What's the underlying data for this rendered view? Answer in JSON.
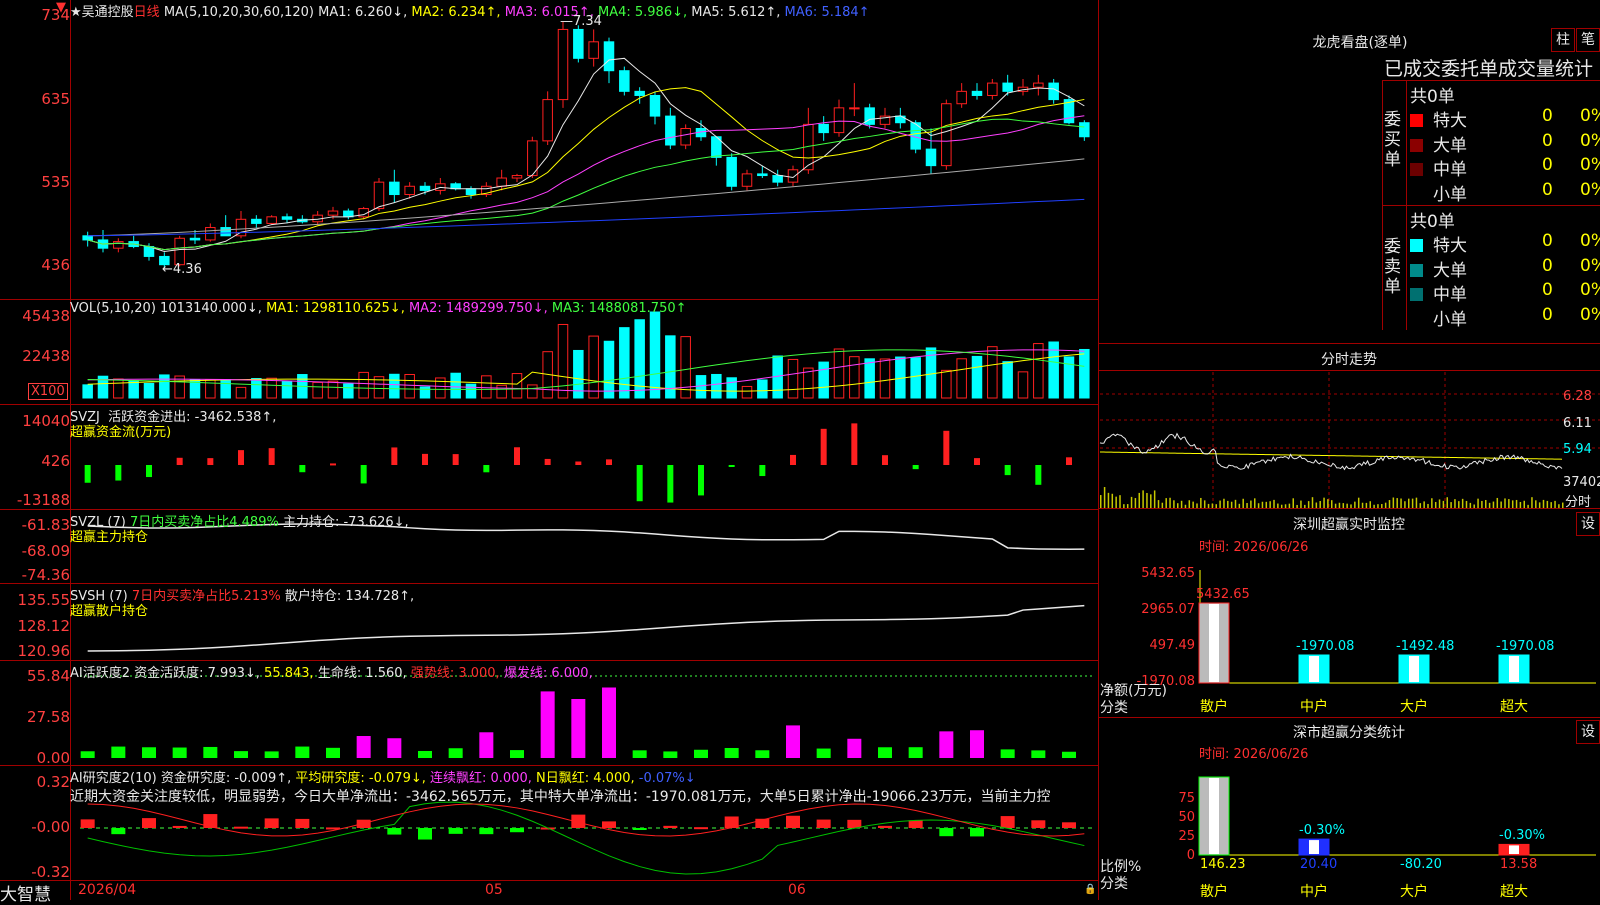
{
  "colors": {
    "up": "#ff2020",
    "down": "#00ffff",
    "grid": "#a00000",
    "bg": "#000000"
  },
  "stock": {
    "name": "吴通控股",
    "period": "日线",
    "star": "★"
  },
  "ma_header": {
    "label": "MA(5,10,20,30,60,120)",
    "ma1": "MA1: 6.260↓,",
    "ma2": "MA2: 6.234↑,",
    "ma3": "MA3: 6.015↑,",
    "ma4": "MA4: 5.986↓,",
    "ma5": "MA5: 5.612↑,",
    "ma6": "MA6: 5.184↑"
  },
  "price_axis": [
    "734",
    "635",
    "535",
    "436"
  ],
  "price_marks": {
    "high": "7.34",
    "low": "4.36"
  },
  "vol_header": {
    "label": "VOL(5,10,20)",
    "value": "1013140.000↓,",
    "ma1": "MA1: 1298110.625↓,",
    "ma2": "MA2: 1489299.750↓,",
    "ma3": "MA3: 1488081.750↑"
  },
  "vol_axis": [
    "45438",
    "22438"
  ],
  "vol_unit": "X100",
  "svzj": {
    "label": "SVZJ",
    "desc": "活跃资金进出: -3462.538↑,",
    "sub": "超赢资金流(万元)",
    "axis": [
      "14040",
      "426",
      "-13188"
    ]
  },
  "svzl": {
    "label": "SVZL (7)",
    "desc1": "7日内买卖净占比4.489%",
    "desc2": "主力持仓: -73.626↓,",
    "sub": "超赢主力持仓",
    "axis": [
      "-61.83",
      "-68.09",
      "-74.36"
    ]
  },
  "svsh": {
    "label": "SVSH (7)",
    "desc1": "7日内买卖净占比5.213%",
    "desc2": "散户持仓: 134.728↑,",
    "sub": "超赢散户持仓",
    "axis": [
      "135.55",
      "128.12",
      "120.96"
    ]
  },
  "ai_active": {
    "label": "AI活跃度2",
    "desc1": "资金活跃度: 7.993↓,",
    "desc2": "55.843,",
    "desc3": "生命线: 1.560,",
    "desc4": "强势线: 3.000,",
    "desc5": "爆发线: 6.000,",
    "axis": [
      "55.84",
      "27.58",
      "0.00"
    ]
  },
  "ai_research": {
    "label": "AI研究度2(10)",
    "desc1": "资金研究度: -0.009↑,",
    "desc2": "平均研究度: -0.079↓,",
    "desc3": "连续飘红: 0.000,",
    "desc4": "N日飘红: 4.000,",
    "desc5": "-0.07%↓",
    "commentary": "近期大资金关注度较低，明显弱势，今日大单净流出：-3462.565万元，其中特大单净流出：-1970.081万元，大单5日累计净出-19066.23万元，当前主力控",
    "axis": [
      "0.32",
      "-0.00",
      "-0.32"
    ]
  },
  "date_axis": {
    "start": "2026/04",
    "m1": "05",
    "m2": "06"
  },
  "footer_brand": "大智慧",
  "lhkp": {
    "title": "龙虎看盘(逐单)",
    "btn1": "柱",
    "btn2": "笔",
    "tabs": "已成交委托单成交量统计",
    "buy_label": "委买单",
    "sell_label": "委卖单",
    "buy_total": "共0单",
    "sell_total": "共0单",
    "buy_rows": [
      {
        "name": "特大",
        "color": "#ff0000",
        "v": "0",
        "p": "0%"
      },
      {
        "name": "大单",
        "color": "#8b0000",
        "v": "0",
        "p": "0%"
      },
      {
        "name": "中单",
        "color": "#6b0000",
        "v": "0",
        "p": "0%"
      },
      {
        "name": "小单",
        "color": "#000000",
        "v": "0",
        "p": "0%"
      }
    ],
    "sell_rows": [
      {
        "name": "特大",
        "color": "#00ffff",
        "v": "0",
        "p": "0%"
      },
      {
        "name": "大单",
        "color": "#008b8b",
        "v": "0",
        "p": "0%"
      },
      {
        "name": "中单",
        "color": "#007070",
        "v": "0",
        "p": "0%"
      },
      {
        "name": "小单",
        "color": "#000000",
        "v": "0",
        "p": "0%"
      }
    ]
  },
  "fenshi": {
    "title": "分时走势",
    "axis": [
      "6.28",
      "6.11",
      "5.94",
      "37402"
    ],
    "unit": "分时"
  },
  "sz_monitor": {
    "title": "深圳超赢实时监控",
    "btn": "设",
    "time": "时间: 2026/06/26",
    "axis": [
      "5432.65",
      "2965.07",
      "497.49",
      "-1970.08"
    ],
    "bars": [
      {
        "label": "散户",
        "value": "5432.65"
      },
      {
        "label": "中户",
        "value": "-1970.08"
      },
      {
        "label": "大户",
        "value": "-1492.48"
      },
      {
        "label": "超大",
        "value": "-1970.08"
      }
    ],
    "unit1": "净额(万元)",
    "unit2": "分类"
  },
  "sz_class": {
    "title": "深市超赢分类统计",
    "btn": "设",
    "time": "时间: 2026/06/26",
    "axis": [
      "75",
      "50",
      "25",
      "0"
    ],
    "bars": [
      {
        "label": "散户",
        "value": "146.23",
        "pct": ""
      },
      {
        "label": "中户",
        "value": "20.40",
        "pct": "-0.30%"
      },
      {
        "label": "大户",
        "value": "-80.20",
        "pct": ""
      },
      {
        "label": "超大",
        "value": "13.58",
        "pct": "-0.30%"
      }
    ],
    "unit1": "比例%",
    "unit2": "分类"
  },
  "chart_data": {
    "type": "candlestick",
    "x": [
      "2026/04",
      "05",
      "06"
    ],
    "ohlc": [
      [
        4.75,
        4.8,
        4.62,
        4.7
      ],
      [
        4.7,
        4.82,
        4.55,
        4.6
      ],
      [
        4.6,
        4.72,
        4.55,
        4.68
      ],
      [
        4.68,
        4.75,
        4.6,
        4.62
      ],
      [
        4.62,
        4.66,
        4.45,
        4.5
      ],
      [
        4.5,
        4.55,
        4.36,
        4.4
      ],
      [
        4.4,
        4.75,
        4.38,
        4.72
      ],
      [
        4.72,
        4.82,
        4.65,
        4.7
      ],
      [
        4.7,
        4.9,
        4.68,
        4.85
      ],
      [
        4.85,
        5.0,
        4.8,
        4.75
      ],
      [
        4.75,
        5.05,
        4.72,
        4.95
      ],
      [
        4.95,
        5.0,
        4.85,
        4.9
      ],
      [
        4.9,
        5.0,
        4.88,
        4.98
      ],
      [
        4.98,
        5.02,
        4.9,
        4.95
      ],
      [
        4.95,
        5.0,
        4.9,
        4.92
      ],
      [
        4.92,
        5.05,
        4.88,
        5.0
      ],
      [
        5.0,
        5.1,
        4.95,
        5.05
      ],
      [
        5.05,
        5.08,
        4.95,
        4.98
      ],
      [
        4.98,
        5.1,
        4.95,
        5.08
      ],
      [
        5.08,
        5.45,
        5.05,
        5.4
      ],
      [
        5.4,
        5.55,
        5.15,
        5.25
      ],
      [
        5.25,
        5.4,
        5.2,
        5.35
      ],
      [
        5.35,
        5.4,
        5.25,
        5.3
      ],
      [
        5.3,
        5.45,
        5.25,
        5.38
      ],
      [
        5.38,
        5.4,
        5.3,
        5.32
      ],
      [
        5.32,
        5.35,
        5.2,
        5.25
      ],
      [
        5.25,
        5.4,
        5.22,
        5.35
      ],
      [
        5.35,
        5.55,
        5.3,
        5.45
      ],
      [
        5.45,
        5.5,
        5.4,
        5.48
      ],
      [
        5.48,
        5.95,
        5.45,
        5.9
      ],
      [
        5.9,
        6.5,
        5.85,
        6.4
      ],
      [
        6.4,
        7.34,
        6.3,
        7.25
      ],
      [
        7.25,
        7.3,
        6.85,
        6.9
      ],
      [
        6.9,
        7.25,
        6.8,
        7.1
      ],
      [
        7.1,
        7.15,
        6.6,
        6.75
      ],
      [
        6.75,
        6.8,
        6.45,
        6.5
      ],
      [
        6.5,
        6.55,
        6.35,
        6.45
      ],
      [
        6.45,
        6.5,
        6.1,
        6.2
      ],
      [
        6.2,
        6.3,
        5.8,
        5.85
      ],
      [
        5.85,
        6.1,
        5.8,
        6.05
      ],
      [
        6.05,
        6.15,
        5.9,
        5.95
      ],
      [
        5.95,
        5.95,
        5.6,
        5.7
      ],
      [
        5.7,
        5.75,
        5.3,
        5.35
      ],
      [
        5.35,
        5.55,
        5.3,
        5.5
      ],
      [
        5.5,
        5.6,
        5.45,
        5.48
      ],
      [
        5.48,
        5.55,
        5.35,
        5.4
      ],
      [
        5.4,
        5.6,
        5.35,
        5.55
      ],
      [
        5.55,
        6.3,
        5.5,
        6.1
      ],
      [
        6.1,
        6.2,
        5.9,
        6.0
      ],
      [
        6.0,
        6.4,
        5.95,
        6.3
      ],
      [
        6.3,
        6.6,
        6.2,
        6.3
      ],
      [
        6.3,
        6.35,
        6.05,
        6.1
      ],
      [
        6.1,
        6.3,
        6.05,
        6.2
      ],
      [
        6.2,
        6.3,
        6.05,
        6.12
      ],
      [
        6.12,
        6.15,
        5.75,
        5.8
      ],
      [
        5.8,
        6.05,
        5.5,
        5.6
      ],
      [
        5.6,
        6.4,
        5.55,
        6.35
      ],
      [
        6.35,
        6.6,
        6.3,
        6.5
      ],
      [
        6.5,
        6.6,
        6.4,
        6.45
      ],
      [
        6.45,
        6.65,
        6.4,
        6.6
      ],
      [
        6.6,
        6.7,
        6.45,
        6.5
      ],
      [
        6.5,
        6.65,
        6.45,
        6.55
      ],
      [
        6.55,
        6.7,
        6.45,
        6.6
      ],
      [
        6.6,
        6.65,
        6.35,
        6.4
      ],
      [
        6.4,
        6.45,
        6.1,
        6.12
      ],
      [
        6.12,
        6.15,
        5.9,
        5.95
      ]
    ]
  }
}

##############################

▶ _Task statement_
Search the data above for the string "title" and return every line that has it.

▶ _Expected output_
    "title": "龙虎看盘(逐单)",
    "title": "分时走势",
    "title": "深圳超赢实时监控",
    "title": "深市超赢分类统计",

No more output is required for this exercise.